Almost everyone has a quirky story in their life and Jim Riley’s involves a six-foot alligator. In November of 2011, Riley was driving to Jackson with his daughters. Something caught his eye, and he turned his car around to check it out. In the grass alongside the road, there was an alligator, he told his disbelieving daughters. But it was real. Blackman Township police captured the reptile, and it was taken to an alligator sanctuary in Athens, MI. The Rileys made the national news over the incident.

Riley has served as the pastor of the Eaton Rapids Assembly of God for almost 16 years. He’s been married to Melissa, who is a teacher at Lockwood Elementary, for 21 years. The couple has two daughters, Emma and Allison. Riley also works part-time for Laura DeLong Realty as an office assistant.

“I am there to make Laura (DeLong) and her agents look good,” Riley explained.

He also serves as the police chaplain for the Eaton Rapids Police Department and assists in death notifications and supports victims in crisis.

But Riley’s life hasn’t always been “blessed.” He wasn’t always a pillar of society, he told me.

His childhood involved parental neglect and abuse; he was on his own throughout his teenage years, and he cared for his younger siblings. He made some bad choices involving the law, alcohol and cigarettes.

In my opinion, those “rough spots” are probably what made him the kind of man he is today. I would even venture to say some of the things he has gone through might have caused a lesser person to end up in a bad situation. But it’s just the opposite for Jim Riley. The influence of religion was a true calling and a life-changer for him.

Riley was born in Goshen, IN. His parents divorced, and he ended up living with his father and stepmother. Alcohol use figured heavily into the family breakdown. But at age 12, after observing his father, Jim made a decision for his future. He decided: “I will be the best dad in the history of the world.”

Riley briefly attended Ball State despite not wanting to attend college at all. But due to his lifestyle, which involved alcohol and partying, he flunked out of college.

Riley worked in the family business, a rubber manufacturing factory, with his father and grandfather. He started out sweeping floors but eventually mastered every part of the manufacturing process and became factory foreman.

“It was what I was gifted to do,” he said, and the business flourished.

At age 22, a voice told him he would be saved at the upcoming Christmas Eve service.
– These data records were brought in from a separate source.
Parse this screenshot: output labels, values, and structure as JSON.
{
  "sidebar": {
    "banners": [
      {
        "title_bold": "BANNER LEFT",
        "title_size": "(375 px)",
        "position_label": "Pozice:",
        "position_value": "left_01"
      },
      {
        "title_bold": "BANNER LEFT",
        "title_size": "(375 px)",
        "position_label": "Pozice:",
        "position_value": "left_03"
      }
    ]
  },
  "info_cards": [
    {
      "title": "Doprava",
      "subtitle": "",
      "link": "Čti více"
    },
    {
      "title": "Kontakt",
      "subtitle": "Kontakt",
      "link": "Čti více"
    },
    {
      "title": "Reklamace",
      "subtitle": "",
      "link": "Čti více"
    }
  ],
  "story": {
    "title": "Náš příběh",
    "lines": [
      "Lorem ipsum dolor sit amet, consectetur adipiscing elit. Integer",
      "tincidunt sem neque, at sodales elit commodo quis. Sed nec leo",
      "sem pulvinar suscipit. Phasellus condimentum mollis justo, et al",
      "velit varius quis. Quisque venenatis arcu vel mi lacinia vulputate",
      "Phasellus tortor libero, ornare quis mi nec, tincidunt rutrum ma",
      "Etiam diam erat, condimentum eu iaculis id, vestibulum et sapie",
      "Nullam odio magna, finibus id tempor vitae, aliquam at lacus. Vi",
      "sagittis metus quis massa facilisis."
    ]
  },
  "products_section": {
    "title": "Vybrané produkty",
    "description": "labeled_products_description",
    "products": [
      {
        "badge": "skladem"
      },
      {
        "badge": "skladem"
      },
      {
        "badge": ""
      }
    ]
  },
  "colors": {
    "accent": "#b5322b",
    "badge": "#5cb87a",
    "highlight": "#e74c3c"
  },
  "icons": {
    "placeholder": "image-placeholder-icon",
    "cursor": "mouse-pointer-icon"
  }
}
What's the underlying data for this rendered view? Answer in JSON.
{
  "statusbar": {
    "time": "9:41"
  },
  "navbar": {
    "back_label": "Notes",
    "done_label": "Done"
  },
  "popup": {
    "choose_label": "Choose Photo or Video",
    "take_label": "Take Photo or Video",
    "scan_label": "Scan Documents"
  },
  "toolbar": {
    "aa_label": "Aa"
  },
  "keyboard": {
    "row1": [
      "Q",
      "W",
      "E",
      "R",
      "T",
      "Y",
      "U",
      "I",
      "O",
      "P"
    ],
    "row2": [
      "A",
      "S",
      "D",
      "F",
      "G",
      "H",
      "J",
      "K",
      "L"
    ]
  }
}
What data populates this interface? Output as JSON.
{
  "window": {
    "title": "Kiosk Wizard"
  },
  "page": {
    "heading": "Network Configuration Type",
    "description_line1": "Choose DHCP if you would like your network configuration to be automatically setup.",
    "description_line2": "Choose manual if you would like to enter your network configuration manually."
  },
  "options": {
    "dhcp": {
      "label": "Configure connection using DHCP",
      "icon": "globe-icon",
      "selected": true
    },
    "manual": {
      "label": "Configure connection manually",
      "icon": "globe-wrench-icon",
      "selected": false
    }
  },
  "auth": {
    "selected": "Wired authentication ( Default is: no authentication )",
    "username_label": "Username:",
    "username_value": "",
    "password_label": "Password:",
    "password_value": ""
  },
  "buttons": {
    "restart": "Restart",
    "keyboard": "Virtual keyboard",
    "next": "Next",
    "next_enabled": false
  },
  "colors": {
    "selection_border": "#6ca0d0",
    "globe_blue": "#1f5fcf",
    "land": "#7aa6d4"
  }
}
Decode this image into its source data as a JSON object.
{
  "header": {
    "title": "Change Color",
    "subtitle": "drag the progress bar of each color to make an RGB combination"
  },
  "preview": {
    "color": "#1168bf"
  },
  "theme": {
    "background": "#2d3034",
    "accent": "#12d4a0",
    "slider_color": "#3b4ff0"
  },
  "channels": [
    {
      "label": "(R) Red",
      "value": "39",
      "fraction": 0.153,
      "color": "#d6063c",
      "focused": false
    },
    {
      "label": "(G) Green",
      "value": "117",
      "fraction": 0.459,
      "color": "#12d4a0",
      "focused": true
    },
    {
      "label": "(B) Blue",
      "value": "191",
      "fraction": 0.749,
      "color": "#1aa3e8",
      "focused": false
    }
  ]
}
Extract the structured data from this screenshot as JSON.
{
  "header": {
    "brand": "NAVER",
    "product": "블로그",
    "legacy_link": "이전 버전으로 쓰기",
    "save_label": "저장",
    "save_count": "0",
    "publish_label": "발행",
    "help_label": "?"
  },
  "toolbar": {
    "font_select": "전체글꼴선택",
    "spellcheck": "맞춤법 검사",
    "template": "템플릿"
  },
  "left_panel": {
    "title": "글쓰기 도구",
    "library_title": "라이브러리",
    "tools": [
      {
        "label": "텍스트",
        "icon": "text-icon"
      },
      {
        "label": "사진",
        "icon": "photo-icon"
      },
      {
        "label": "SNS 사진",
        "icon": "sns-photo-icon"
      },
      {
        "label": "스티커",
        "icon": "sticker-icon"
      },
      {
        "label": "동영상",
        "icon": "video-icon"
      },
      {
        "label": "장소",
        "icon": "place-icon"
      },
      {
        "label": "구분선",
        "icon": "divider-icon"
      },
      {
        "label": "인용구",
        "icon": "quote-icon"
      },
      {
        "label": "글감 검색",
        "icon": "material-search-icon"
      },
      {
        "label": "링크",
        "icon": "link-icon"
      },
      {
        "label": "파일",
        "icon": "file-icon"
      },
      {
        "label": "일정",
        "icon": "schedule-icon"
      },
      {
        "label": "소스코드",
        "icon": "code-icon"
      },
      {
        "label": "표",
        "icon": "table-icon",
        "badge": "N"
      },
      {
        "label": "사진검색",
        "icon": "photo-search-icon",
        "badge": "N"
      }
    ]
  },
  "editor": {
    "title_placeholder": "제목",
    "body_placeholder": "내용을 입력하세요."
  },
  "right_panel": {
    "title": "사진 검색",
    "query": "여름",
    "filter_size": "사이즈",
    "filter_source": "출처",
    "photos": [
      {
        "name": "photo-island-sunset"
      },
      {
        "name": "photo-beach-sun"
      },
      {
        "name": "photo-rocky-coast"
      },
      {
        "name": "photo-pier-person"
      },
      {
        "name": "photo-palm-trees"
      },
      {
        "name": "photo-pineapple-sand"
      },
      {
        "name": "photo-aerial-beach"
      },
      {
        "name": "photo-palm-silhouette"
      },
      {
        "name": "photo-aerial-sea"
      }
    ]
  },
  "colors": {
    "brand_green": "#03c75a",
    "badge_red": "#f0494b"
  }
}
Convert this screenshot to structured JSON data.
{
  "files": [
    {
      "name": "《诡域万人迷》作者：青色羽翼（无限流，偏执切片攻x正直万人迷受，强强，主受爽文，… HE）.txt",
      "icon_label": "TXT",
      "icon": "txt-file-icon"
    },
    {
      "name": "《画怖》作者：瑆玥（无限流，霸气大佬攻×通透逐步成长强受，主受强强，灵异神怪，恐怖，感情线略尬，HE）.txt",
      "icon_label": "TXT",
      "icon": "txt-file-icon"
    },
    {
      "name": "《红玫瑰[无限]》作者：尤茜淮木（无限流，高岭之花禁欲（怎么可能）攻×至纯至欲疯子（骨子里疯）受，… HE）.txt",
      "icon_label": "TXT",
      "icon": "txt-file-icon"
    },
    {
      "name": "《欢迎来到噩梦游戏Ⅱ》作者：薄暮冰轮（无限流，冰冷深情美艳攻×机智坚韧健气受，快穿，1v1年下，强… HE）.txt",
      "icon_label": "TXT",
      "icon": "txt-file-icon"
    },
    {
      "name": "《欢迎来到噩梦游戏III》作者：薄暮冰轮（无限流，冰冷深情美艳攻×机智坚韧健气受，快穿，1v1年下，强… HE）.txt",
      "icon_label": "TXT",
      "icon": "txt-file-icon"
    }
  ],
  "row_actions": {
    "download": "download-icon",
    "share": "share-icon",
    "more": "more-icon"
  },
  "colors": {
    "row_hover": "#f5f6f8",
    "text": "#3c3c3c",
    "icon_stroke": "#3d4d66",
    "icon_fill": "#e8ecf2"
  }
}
The sermon he listened to did no such thing, until the very end when the minister requested those wanting to be saved to come forward. He did. Riley describes himself before this as a “horrible, nasty, mean person and a mean boss.” He became a Christian that day and never drank again. He said that he then “dove in to serve God full force.”

Riley served in several churches as a youth pastor, giving up the well-paying job at the rubber factory and disappointing his grandfather. In 2004, he became the pastor of the Eaton Rapids Assembly of God. Riley and his family became close once again.

Laura DeLong has a lot of praise for Riley.

“He’s so smart, funny, detailed, organized, genuine and kind, but what I love the most is his dedication to our community,” DeLong said. “We are very blessed to have Pastor Jim on our team; I hope he stays forever.”

Deb Malewski is a long-time Eaton Rapids resident and regular contributor to this newspaper.